The Secret Tory Candidate: Reform has tapped into something that Rishi hasn’t taken seriously

The Secret Tory Candidate
'Things are very, very bleak'

While the rest of us were watching in horror as three separate polls spelled out disaster for the party, on Wednesday afternoon Angela Richardson, the Conservative Party’s deputy chairman, tried to persuade us that there was nothing to worry about.

“The polls are wrong”, she posted in the Conservative MPs’ WhatsApp group, alongside a smiling selfie with activists in Guildford, Surrey, which she is hoping to retain, but, in truth, will be lucky to hang onto come July 4. Various supporters of Rishi reacted with blue hearts.

They are deluded. I now think we will be lucky to end up with 100 seats. Our best hope is if traditional Conservative voters return to us at the last minute because they are concerned about Labour winning a gigantic majority.

One lady came up to me while I was delivering leaflets on a housing estate and said she was very worried about Starmer. But I’ve also had people I’ve met a few times before, who like me personally, say they are going to vote Reform.

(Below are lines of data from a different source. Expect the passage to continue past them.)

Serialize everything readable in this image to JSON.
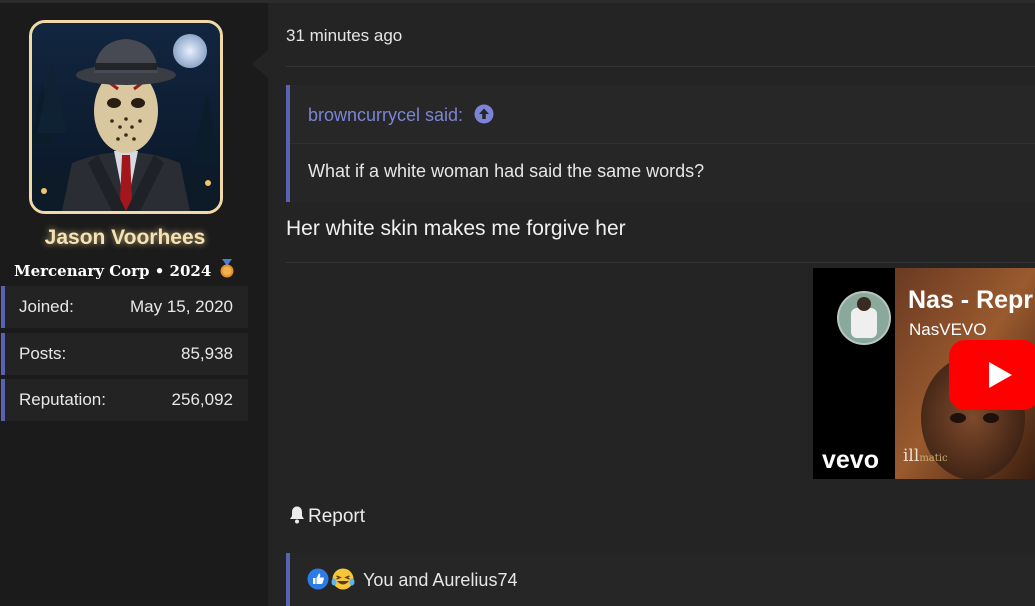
{
  "user": {
    "name": "Jason Voorhees",
    "title": "Mercenary Corp • 2024",
    "stats": [
      {
        "label": "Joined:",
        "value": "May 15, 2020"
      },
      {
        "label": "Posts:",
        "value": "85,938"
      },
      {
        "label": "Reputation:",
        "value": "256,092"
      }
    ]
  },
  "post": {
    "timestamp": "31 minutes ago",
    "quote": {
      "author_line": "browncurrycel said:",
      "text": "What if a white woman had said the same words?"
    },
    "message": "Her white skin makes me forgive her",
    "video": {
      "title": "Nas - Repr",
      "channel": "NasVEVO",
      "brand": "vevo",
      "album_text_main": "ill",
      "album_text_small": "matic"
    },
    "report_label": "Report",
    "reactions_text": "You and Aurelius74"
  },
  "colors": {
    "accent_border": "#5a63b3",
    "quote_link": "#7d84d6",
    "username_glow": "#f5e3b6",
    "youtube_red": "#ff0000"
  },
  "icons": [
    "up-arrow-circle-icon",
    "bell-icon",
    "like-icon",
    "haha-icon",
    "medal-icon",
    "play-icon"
  ]
}
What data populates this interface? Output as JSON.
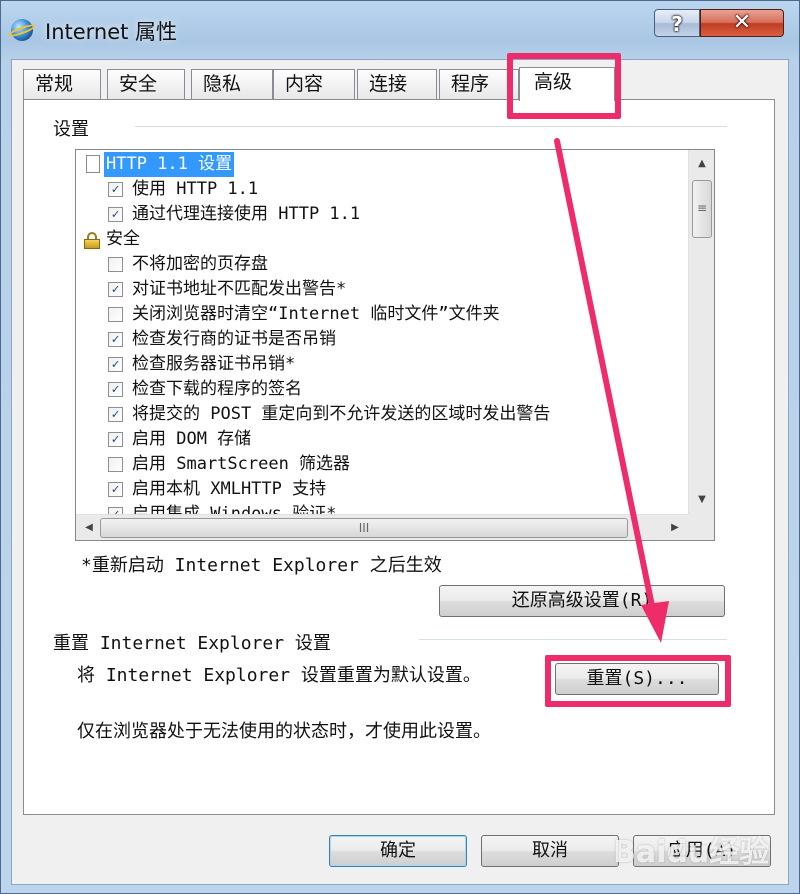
{
  "window": {
    "title": "Internet 属性",
    "help_glyph": "?",
    "close_glyph": "✕"
  },
  "tabs": [
    {
      "label": "常规"
    },
    {
      "label": "安全"
    },
    {
      "label": "隐私"
    },
    {
      "label": "内容"
    },
    {
      "label": "连接"
    },
    {
      "label": "程序"
    },
    {
      "label": "高级",
      "active": true
    }
  ],
  "settings": {
    "group_label": "设置",
    "items": [
      {
        "kind": "category",
        "icon": "page-icon",
        "text": "HTTP 1.1 设置",
        "selected": true
      },
      {
        "kind": "option",
        "checked": true,
        "text": "使用 HTTP 1.1"
      },
      {
        "kind": "option",
        "checked": true,
        "text": "通过代理连接使用 HTTP 1.1"
      },
      {
        "kind": "category",
        "icon": "lock-icon",
        "text": "安全"
      },
      {
        "kind": "option",
        "checked": false,
        "text": "不将加密的页存盘"
      },
      {
        "kind": "option",
        "checked": true,
        "text": "对证书地址不匹配发出警告*"
      },
      {
        "kind": "option",
        "checked": false,
        "text": "关闭浏览器时清空“Internet 临时文件”文件夹"
      },
      {
        "kind": "option",
        "checked": true,
        "text": "检查发行商的证书是否吊销"
      },
      {
        "kind": "option",
        "checked": true,
        "text": "检查服务器证书吊销*"
      },
      {
        "kind": "option",
        "checked": true,
        "text": "检查下载的程序的签名"
      },
      {
        "kind": "option",
        "checked": true,
        "text": "将提交的 POST 重定向到不允许发送的区域时发出警告"
      },
      {
        "kind": "option",
        "checked": true,
        "text": "启用 DOM 存储"
      },
      {
        "kind": "option",
        "checked": false,
        "text": "启用 SmartScreen 筛选器"
      },
      {
        "kind": "option",
        "checked": true,
        "text": "启用本机 XMLHTTP 支持"
      },
      {
        "kind": "option",
        "checked": true,
        "text": "启用集成 Windows 验证*"
      }
    ],
    "restart_note": "*重新启动 Internet Explorer 之后生效",
    "restore_button": "还原高级设置(R)"
  },
  "reset": {
    "section_title": "重置 Internet Explorer 设置",
    "description": "将 Internet Explorer 设置重置为默认设置。",
    "button": "重置(S)...",
    "warning": "仅在浏览器处于无法使用的状态时，才使用此设置。"
  },
  "footer": {
    "ok": "确定",
    "cancel": "取消",
    "apply": "应用(A)"
  },
  "watermark": "Baidu经验",
  "colors": {
    "highlight": "#ee2c6a",
    "selection": "#3399ff"
  }
}
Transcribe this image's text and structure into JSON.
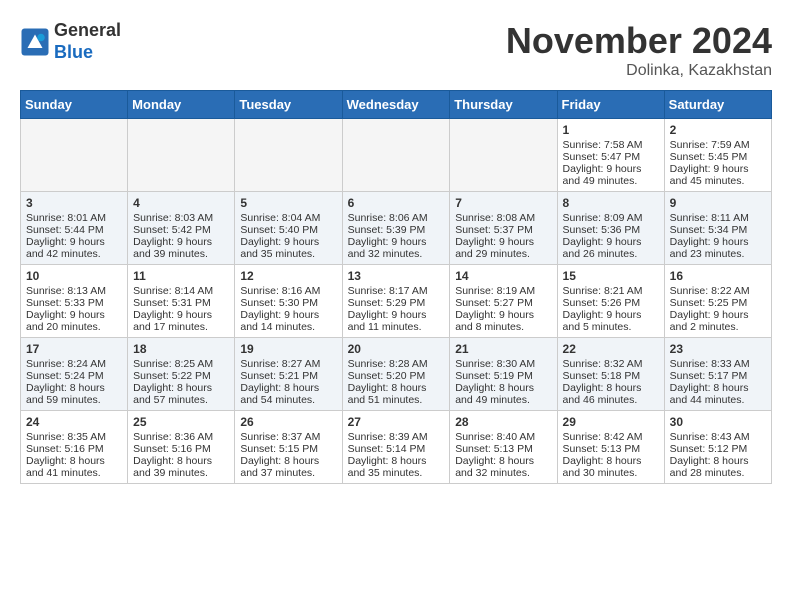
{
  "header": {
    "logo_line1": "General",
    "logo_line2": "Blue",
    "month_title": "November 2024",
    "location": "Dolinka, Kazakhstan"
  },
  "weekdays": [
    "Sunday",
    "Monday",
    "Tuesday",
    "Wednesday",
    "Thursday",
    "Friday",
    "Saturday"
  ],
  "weeks": [
    [
      {
        "day": "",
        "info": ""
      },
      {
        "day": "",
        "info": ""
      },
      {
        "day": "",
        "info": ""
      },
      {
        "day": "",
        "info": ""
      },
      {
        "day": "",
        "info": ""
      },
      {
        "day": "1",
        "info": "Sunrise: 7:58 AM\nSunset: 5:47 PM\nDaylight: 9 hours and 49 minutes."
      },
      {
        "day": "2",
        "info": "Sunrise: 7:59 AM\nSunset: 5:45 PM\nDaylight: 9 hours and 45 minutes."
      }
    ],
    [
      {
        "day": "3",
        "info": "Sunrise: 8:01 AM\nSunset: 5:44 PM\nDaylight: 9 hours and 42 minutes."
      },
      {
        "day": "4",
        "info": "Sunrise: 8:03 AM\nSunset: 5:42 PM\nDaylight: 9 hours and 39 minutes."
      },
      {
        "day": "5",
        "info": "Sunrise: 8:04 AM\nSunset: 5:40 PM\nDaylight: 9 hours and 35 minutes."
      },
      {
        "day": "6",
        "info": "Sunrise: 8:06 AM\nSunset: 5:39 PM\nDaylight: 9 hours and 32 minutes."
      },
      {
        "day": "7",
        "info": "Sunrise: 8:08 AM\nSunset: 5:37 PM\nDaylight: 9 hours and 29 minutes."
      },
      {
        "day": "8",
        "info": "Sunrise: 8:09 AM\nSunset: 5:36 PM\nDaylight: 9 hours and 26 minutes."
      },
      {
        "day": "9",
        "info": "Sunrise: 8:11 AM\nSunset: 5:34 PM\nDaylight: 9 hours and 23 minutes."
      }
    ],
    [
      {
        "day": "10",
        "info": "Sunrise: 8:13 AM\nSunset: 5:33 PM\nDaylight: 9 hours and 20 minutes."
      },
      {
        "day": "11",
        "info": "Sunrise: 8:14 AM\nSunset: 5:31 PM\nDaylight: 9 hours and 17 minutes."
      },
      {
        "day": "12",
        "info": "Sunrise: 8:16 AM\nSunset: 5:30 PM\nDaylight: 9 hours and 14 minutes."
      },
      {
        "day": "13",
        "info": "Sunrise: 8:17 AM\nSunset: 5:29 PM\nDaylight: 9 hours and 11 minutes."
      },
      {
        "day": "14",
        "info": "Sunrise: 8:19 AM\nSunset: 5:27 PM\nDaylight: 9 hours and 8 minutes."
      },
      {
        "day": "15",
        "info": "Sunrise: 8:21 AM\nSunset: 5:26 PM\nDaylight: 9 hours and 5 minutes."
      },
      {
        "day": "16",
        "info": "Sunrise: 8:22 AM\nSunset: 5:25 PM\nDaylight: 9 hours and 2 minutes."
      }
    ],
    [
      {
        "day": "17",
        "info": "Sunrise: 8:24 AM\nSunset: 5:24 PM\nDaylight: 8 hours and 59 minutes."
      },
      {
        "day": "18",
        "info": "Sunrise: 8:25 AM\nSunset: 5:22 PM\nDaylight: 8 hours and 57 minutes."
      },
      {
        "day": "19",
        "info": "Sunrise: 8:27 AM\nSunset: 5:21 PM\nDaylight: 8 hours and 54 minutes."
      },
      {
        "day": "20",
        "info": "Sunrise: 8:28 AM\nSunset: 5:20 PM\nDaylight: 8 hours and 51 minutes."
      },
      {
        "day": "21",
        "info": "Sunrise: 8:30 AM\nSunset: 5:19 PM\nDaylight: 8 hours and 49 minutes."
      },
      {
        "day": "22",
        "info": "Sunrise: 8:32 AM\nSunset: 5:18 PM\nDaylight: 8 hours and 46 minutes."
      },
      {
        "day": "23",
        "info": "Sunrise: 8:33 AM\nSunset: 5:17 PM\nDaylight: 8 hours and 44 minutes."
      }
    ],
    [
      {
        "day": "24",
        "info": "Sunrise: 8:35 AM\nSunset: 5:16 PM\nDaylight: 8 hours and 41 minutes."
      },
      {
        "day": "25",
        "info": "Sunrise: 8:36 AM\nSunset: 5:16 PM\nDaylight: 8 hours and 39 minutes."
      },
      {
        "day": "26",
        "info": "Sunrise: 8:37 AM\nSunset: 5:15 PM\nDaylight: 8 hours and 37 minutes."
      },
      {
        "day": "27",
        "info": "Sunrise: 8:39 AM\nSunset: 5:14 PM\nDaylight: 8 hours and 35 minutes."
      },
      {
        "day": "28",
        "info": "Sunrise: 8:40 AM\nSunset: 5:13 PM\nDaylight: 8 hours and 32 minutes."
      },
      {
        "day": "29",
        "info": "Sunrise: 8:42 AM\nSunset: 5:13 PM\nDaylight: 8 hours and 30 minutes."
      },
      {
        "day": "30",
        "info": "Sunrise: 8:43 AM\nSunset: 5:12 PM\nDaylight: 8 hours and 28 minutes."
      }
    ]
  ]
}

Reform has tapped into something, which in some ways shouldn’t be surprising. All over the world, particularly in Europe, this sort of thing has been happening and if parties on the centre-Right don’t seize the zeitgeist, they fall. Specifically, the issues around immigration are of monumental significance to millions in this country – particularly 2019 Conservative voters – and the reality is that Rishi has not taken that anywhere near seriously enough. A lot of people in senior positions in the Conservative Party also don’t get that.

What was David Cameron thinking, using a newspaper interview last weekend to go after Nigel Farage? I’m sure he thought he was being helpful, but he sees politics through the prism of the 2010 and 2015 elections. I don’t think he understands how things have fundamentally changed since then.

It is utterly depressing to have the rug pulled from underneath us during an election campaign with interventions like that from detached individuals who have got no comprehension for what is happening in British politics at the moment.

The stories about senior figures in the party betting on the election date are also incredibly bad for us, and it seems crazy that the people involved haven’t been suspended.

But, as a party, we have made repeated promises over a decade that we would significantly cut legal migration, and we haven’t done that. We saw the Prime Minister say he would do whatever it takes to stop the small boats. He hasn’t done whatever it takes. People don’t like broken promises.

In some ways it may be that something like this needs to happen for our party to wake up.

But, remarkably, there are a number of Conservative candidates who are still of the view that we shouldn’t talk about immigration. Some of them have been having a go at those of us who have spoken out about immigration, suggesting that we’re to blame for the party’s problems because we’ve been inflating the issue and therefore helping Reform.

In one recent case in the last few days, a candidate expressed that view on the MPs’ WhatsApp group and was then roundly attacked by another colleague. It then petered out, I think because people realised it might leak.

Things are very, very bleak. In my constituency we’ve got people who have never voted before who are planning to back Reform. And in Rishi Sunak we’ve got a leader who is simply ill-suited to deal with the populist threat on the Right. Character-wise, he’s the worst type of leader we could have at this moment.

On Thursday night, I watched the BBC Question Time debate and, to be fair, he came across better than I expected. Finally some passion and fight. It’s such a shame he hasn’t displayed it more often. I fear it’s likely too little, too late.

Could this election be an extinction-level event for the Conservative Party? I don’t know. But there is something significant happening in this country.